PROVIDED DATA:
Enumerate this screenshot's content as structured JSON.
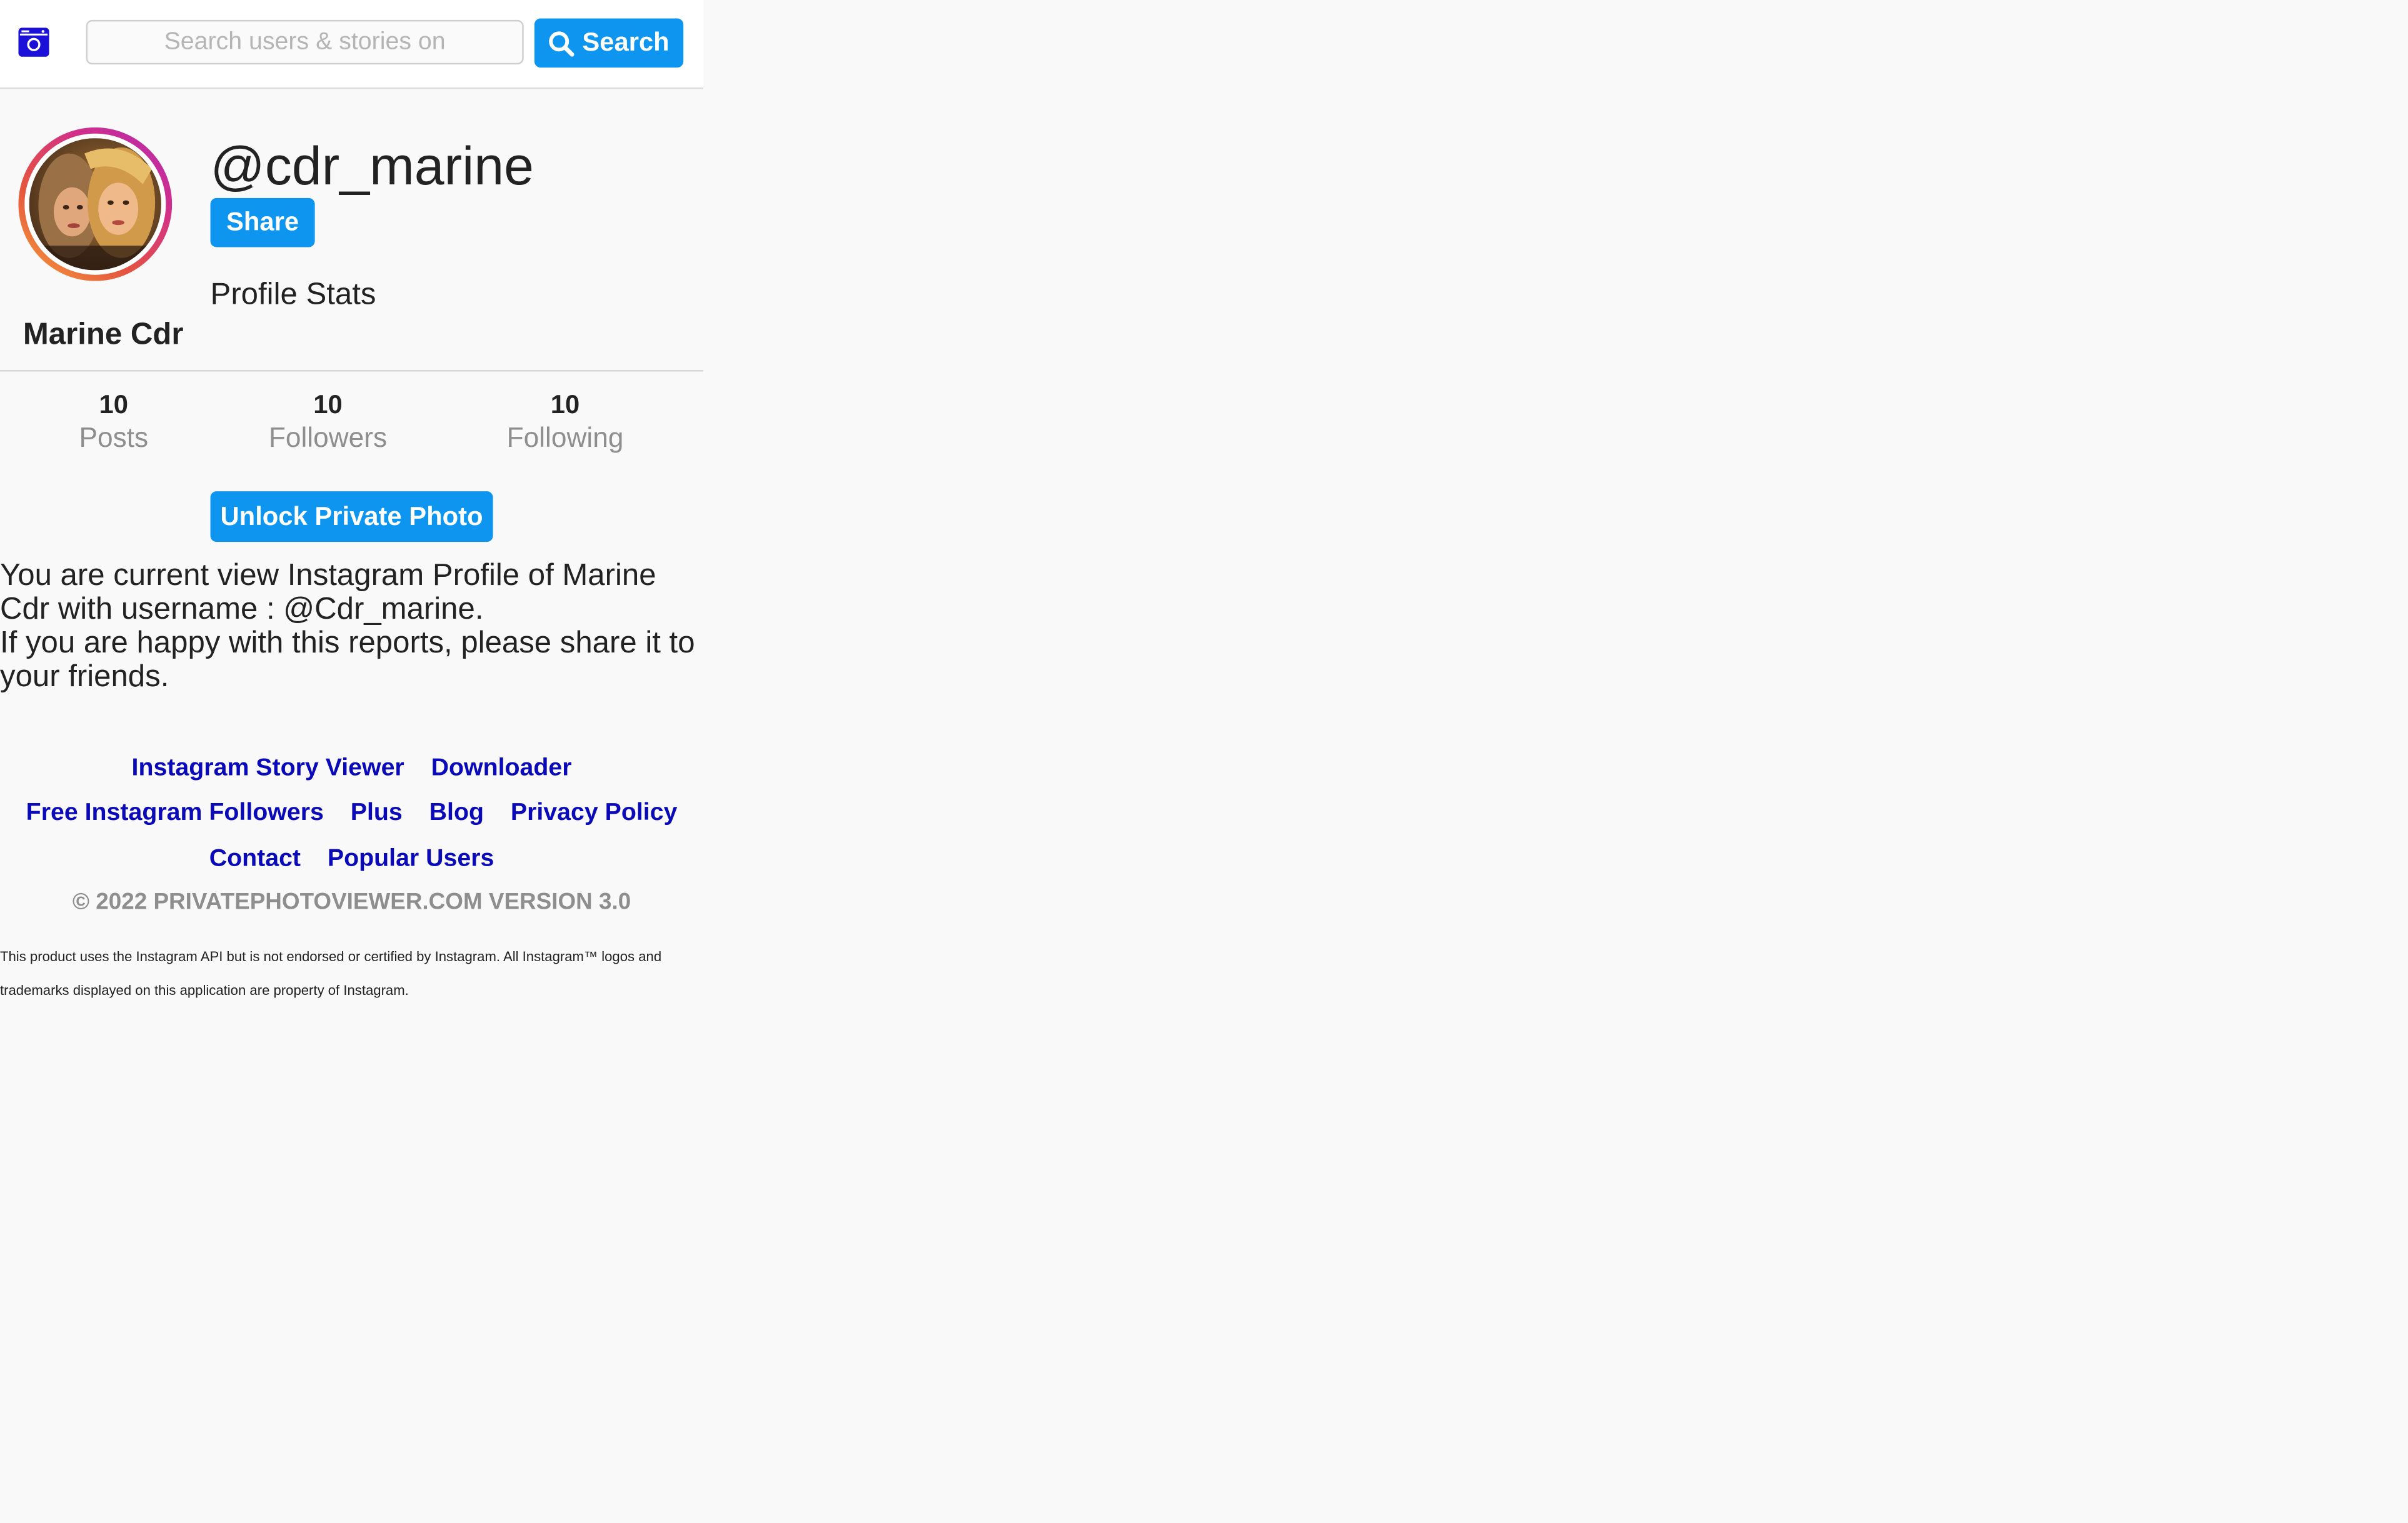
{
  "header": {
    "logo_icon": "instagram-camera-icon",
    "search": {
      "placeholder": "Search users & stories on",
      "value": ""
    },
    "search_button": {
      "icon": "search-icon",
      "label": "Search"
    }
  },
  "profile": {
    "avatar": "profile-photo",
    "username": "@cdr_marine",
    "full_name": "Marine Cdr",
    "share_label": "Share",
    "stats_heading": "Profile Stats"
  },
  "stats": {
    "posts": {
      "count": "10",
      "label": "Posts"
    },
    "followers": {
      "count": "10",
      "label": "Followers"
    },
    "following": {
      "count": "10",
      "label": "Following"
    }
  },
  "unlock_label": "Unlock Private Photo",
  "description": {
    "line1": "You are current view Instagram Profile of Marine Cdr with username : @Cdr_marine.",
    "line2": "If you are happy with this reports, please share it to your friends."
  },
  "footer": {
    "links": {
      "story_viewer": "Instagram Story Viewer",
      "downloader": "Downloader",
      "free_followers": "Free Instagram Followers",
      "plus": "Plus",
      "blog": "Blog",
      "privacy": "Privacy Policy",
      "contact": "Contact",
      "popular_users": "Popular Users"
    },
    "copyright": "© 2022 PRIVATEPHOTOVIEWER.COM VERSION 3.0",
    "disclaimer": "This product uses the Instagram API but is not endorsed or certified by Instagram. All Instagram™ logos and trademarks displayed on this application are property of Instagram."
  },
  "colors": {
    "accent": "#0d95f0",
    "link": "#0a0ab8",
    "muted": "#8e8e8e",
    "background": "#f9f9f9"
  }
}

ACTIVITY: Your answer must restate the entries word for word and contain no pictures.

EXERCISE SOLUTION:
Enumerate this screenshot's content as structured JSON.
{
  "header": {
    "logo_icon": "instagram-camera-icon",
    "search": {
      "placeholder": "Search users & stories on",
      "value": ""
    },
    "search_button": {
      "icon": "search-icon",
      "label": "Search"
    }
  },
  "profile": {
    "avatar": "profile-photo",
    "username": "@cdr_marine",
    "full_name": "Marine Cdr",
    "share_label": "Share",
    "stats_heading": "Profile Stats"
  },
  "stats": {
    "posts": {
      "count": "10",
      "label": "Posts"
    },
    "followers": {
      "count": "10",
      "label": "Followers"
    },
    "following": {
      "count": "10",
      "label": "Following"
    }
  },
  "unlock_label": "Unlock Private Photo",
  "description": {
    "line1": "You are current view Instagram Profile of Marine Cdr with username : @Cdr_marine.",
    "line2": "If you are happy with this reports, please share it to your friends."
  },
  "footer": {
    "links": {
      "story_viewer": "Instagram Story Viewer",
      "downloader": "Downloader",
      "free_followers": "Free Instagram Followers",
      "plus": "Plus",
      "blog": "Blog",
      "privacy": "Privacy Policy",
      "contact": "Contact",
      "popular_users": "Popular Users"
    },
    "copyright": "© 2022 PRIVATEPHOTOVIEWER.COM VERSION 3.0",
    "disclaimer": "This product uses the Instagram API but is not endorsed or certified by Instagram. All Instagram™ logos and trademarks displayed on this application are property of Instagram."
  },
  "colors": {
    "accent": "#0d95f0",
    "link": "#0a0ab8",
    "muted": "#8e8e8e",
    "background": "#f9f9f9"
  }
}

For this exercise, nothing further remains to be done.